By Stacy Thomas
Fans and patrons of the arts can enjoy an indoor art festival of sorts year round at Copper Moon Gallery in New Albany. Owner Kim Murphy Johnson has been the director of Sellersburg’s Art in Speed Park for the last 20 years. Then, On Nov. 1, 2013, Johnson opened her gallery in a quaint, yet beautifully renovated historic building at 221 Pearl St., putting art back into the heart of downtown New Albany.
“This building was built in the 1800s. The white tin ceiling, wood floors and brick walls make a natural backdrop for the art work,” Johnson said. “I have always wanted to open a gallery. Why should you have to wait every season to see new art? I love the pleasure people experience when they connect with the right piece. Art is emotion.”
Copper Moon is a gallery of American artists and craftspeople from across the nation. Johnson travels to art fairs and shows across the country – personally curating a collection – to bring back the experience of an art fair to her customers. “I have found my favorite artists and art pieces and brought them inside, under one roof, year-round,” Johnson said.
Johnson, who believes that art should be available and affordable to everyone, and even offers a flexible payment plan to customers, admits to having small pangs of heartbreak when her favorite pieces sell. “I choose things I would buy for myself, or put in my own home, or give away as gifts. I truly love what I do – the art and the artists,” she said.
Born and raised in New Albany, Johnson has a vested interest in her hometown and is excited about the energy emerging downtown. “People are really starting to take ownership of Southern Indiana. I am one of many who take pride and have love and passion for this region. I stay diligent to make things happen and make a difference in my community.”
Although not an artist herself, Johnson is creative in many ways and has a natural eye. She describes Copper Moon as an extension of her home, inviting guests to touch the work and really feel it. Johnson is passionate about the artists represented in her gallery and knows them personally. “I pride myself on my ability to explain the techniques behind the work, and tell the story of the piece,” she said. “It is an honor to provide a venue to introduce their craft and work to a new audience of people. People often walk in and ask, ‘Am I in New Albany?’”
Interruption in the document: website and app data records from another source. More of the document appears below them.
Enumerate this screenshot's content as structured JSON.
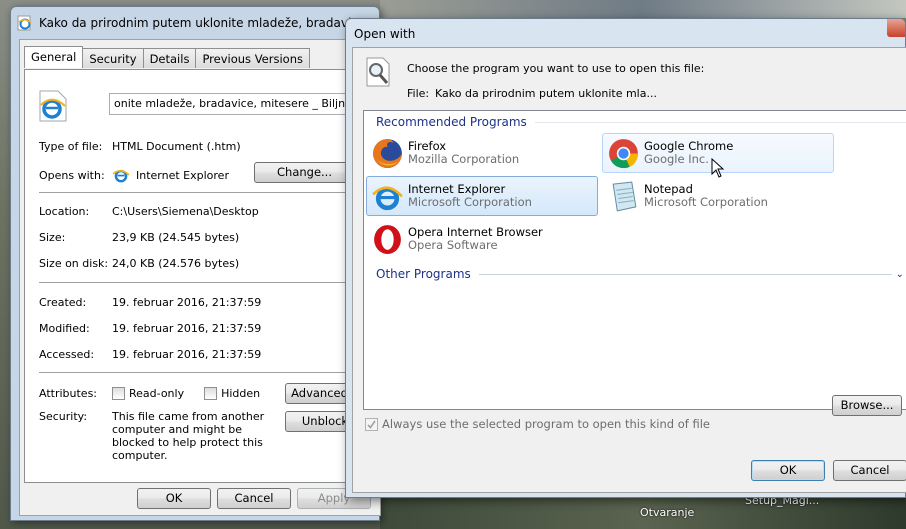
{
  "properties": {
    "title": "Kako da prirodnim putem uklonite mladeže, bradavic...",
    "tabs": [
      "General",
      "Security",
      "Details",
      "Previous Versions"
    ],
    "file_name": "onite mladeže, bradavice, mitesere _ Biljna apoteka",
    "type_label": "Type of file:",
    "type_value": "HTML Document (.htm)",
    "opens_label": "Opens with:",
    "opens_value": "Internet Explorer",
    "change_button": "Change...",
    "location_label": "Location:",
    "location_value": "C:\\Users\\Siemena\\Desktop",
    "size_label": "Size:",
    "size_value": "23,9 KB (24.545 bytes)",
    "size_disk_label": "Size on disk:",
    "size_disk_value": "24,0 KB (24.576 bytes)",
    "created_label": "Created:",
    "created_value": "19. februar 2016, 21:37:59",
    "modified_label": "Modified:",
    "modified_value": "19. februar 2016, 21:37:59",
    "accessed_label": "Accessed:",
    "accessed_value": "19. februar 2016, 21:37:59",
    "attributes_label": "Attributes:",
    "readonly_label": "Read-only",
    "hidden_label": "Hidden",
    "advanced_button": "Advanced...",
    "security_label": "Security:",
    "security_text": "This file came from another computer and might be blocked to help protect this computer.",
    "unblock_button": "Unblock",
    "ok_button": "OK",
    "cancel_button": "Cancel",
    "apply_button": "Apply"
  },
  "open_with": {
    "title": "Open with",
    "instruction": "Choose the program you want to use to open this file:",
    "file_label": "File:",
    "file_value": "Kako da prirodnim putem uklonite mla...",
    "recommended_header": "Recommended Programs",
    "other_header": "Other Programs",
    "programs": [
      {
        "name": "Firefox",
        "company": "Mozilla Corporation",
        "icon": "firefox-icon"
      },
      {
        "name": "Google Chrome",
        "company": "Google Inc.",
        "icon": "chrome-icon"
      },
      {
        "name": "Internet Explorer",
        "company": "Microsoft Corporation",
        "icon": "ie-icon"
      },
      {
        "name": "Notepad",
        "company": "Microsoft Corporation",
        "icon": "notepad-icon"
      },
      {
        "name": "Opera Internet Browser",
        "company": "Opera Software",
        "icon": "opera-icon"
      }
    ],
    "always_label": "Always use the selected program to open this kind of file",
    "browse_button": "Browse...",
    "ok_button": "OK",
    "cancel_button": "Cancel"
  },
  "desktop": {
    "labels": [
      "Otvaranje",
      "Setup_Magi..."
    ]
  }
}
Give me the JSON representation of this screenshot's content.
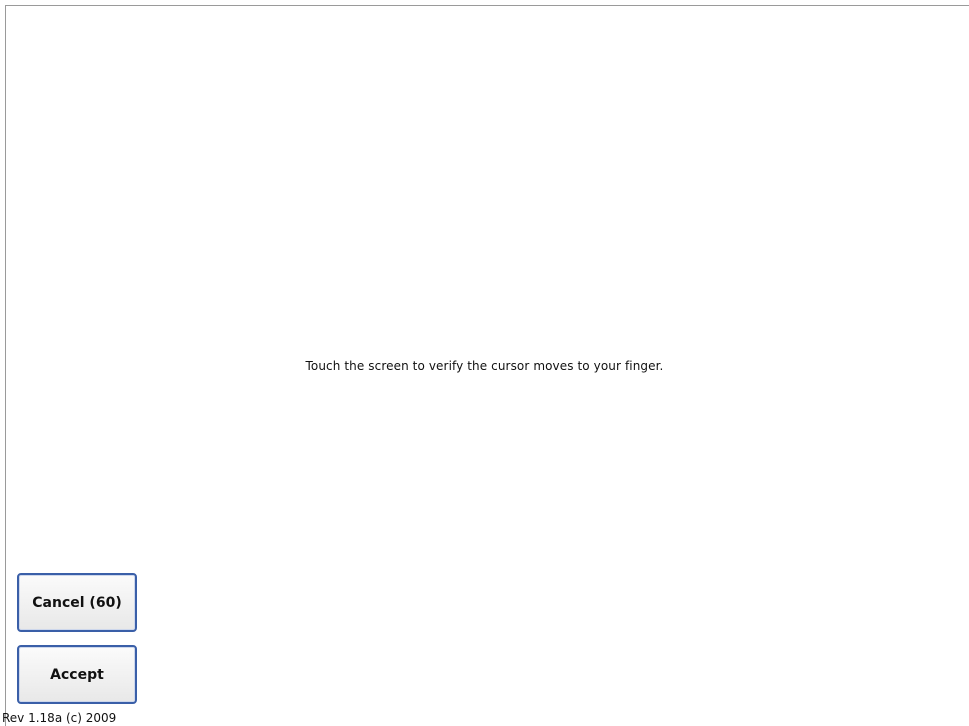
{
  "screen": {
    "instruction": "Touch the screen to verify the cursor moves to your finger.",
    "revision": "Rev 1.18a (c) 2009"
  },
  "buttons": {
    "cancel_label": "Cancel (60)",
    "accept_label": "Accept"
  },
  "colors": {
    "background": "#ffffff",
    "button_border": "#3a5fa8",
    "text": "#111111"
  }
}
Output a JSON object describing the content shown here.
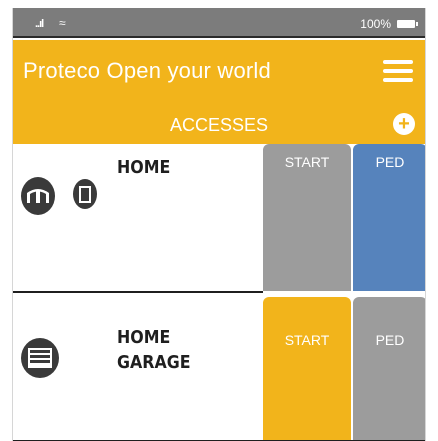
{
  "status_bar": {
    "signal": "..ıl",
    "wifi": "≈",
    "battery_percent": "100%"
  },
  "header": {
    "title": "Proteco Open your world",
    "section_title": "ACCESSES",
    "add_label": "+"
  },
  "accesses": [
    {
      "name": "HOME",
      "start_label": "START",
      "ped_label": "PED"
    },
    {
      "name": "HOME\nGARAGE",
      "start_label": "START",
      "ped_label": "PED"
    }
  ],
  "colors": {
    "status_bar": "#7c7c7c",
    "header": "#f2b41b",
    "start_gray": "#9c9c9c",
    "ped_blue": "#5683bc",
    "start_yellow": "#f2b41b",
    "ped_gray": "#9c9c9c",
    "icon": "#3a3a3a"
  }
}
Owner presence is important to Johnson, and you can often find her working in her own gallery. “I celebrate the heart of the people who love, care, and work their (tails) off to bring art to Southern Indiana. Buying a piece of art is a memorable experience, and life is about making memories.”